The Rise of Truancy Ticket Warnings

A truancy ticket is when parents or legal guardians can be found guilty of misdemeanor if their child is not attending school. With the first offense it can result in a $500 fine or even 30 days in jail. Truancy can be missing or skipping school without having a reason. 


If a student is eighteen they are not able to get a truancy ticket since you are a legal adult by age. Children under the age of eighteen cannot leave school without a parent’s consent, but for eighteen-year-olds who live on their own, you are able to sign yourself out and leave.

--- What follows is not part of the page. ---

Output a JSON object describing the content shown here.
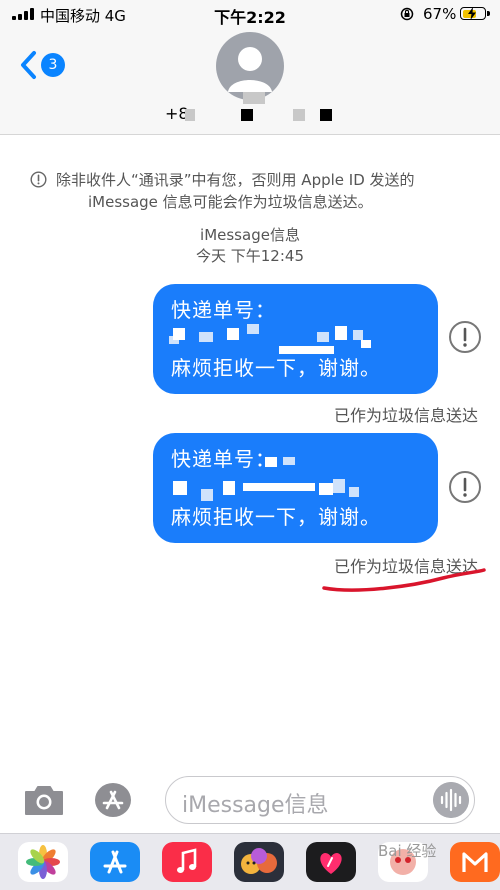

Many students at Arrowhead High School who have been missing more than 10 days of school or 100 periods have received emails that say the following from Becky Gordon the Vice Principal. The email also has all of the students’ teachers and parents carbon copied in the email: “If you are receiving this email, you are a teacher and counselor of an 18 year old student as well as the 18 year old student.  The reason for this email is because you (name redacted) have exceeded the allotted number of days to be absent from school per State law for students under the age of 18.  Because Compulsory Attendance laws do not apply to 18-year old students, this email serves as a strong reminder of the Arrowhead School Board Policy on absences.  This reminder pertains to student work which has a significant impact on a student’s ability to pass classes which directly correlates to credit attainment and the earning of a diploma in June.” 


You are able to miss school, but once it becomes too many days over the limit your teachers are able to decide how they go about late work. Teachers are able to decide how much percent is given on late work that you have to make up for the days students have missed.” 


Students are arguing that since they have maintained a good grade point average and still have been time manageable while missing school. 


Senior Athena McSorely, who has just received the recent email, says, “I have missed a good amount of classes and days of school, but I still have been very consistent with my grades. I just do not understand why it matters.”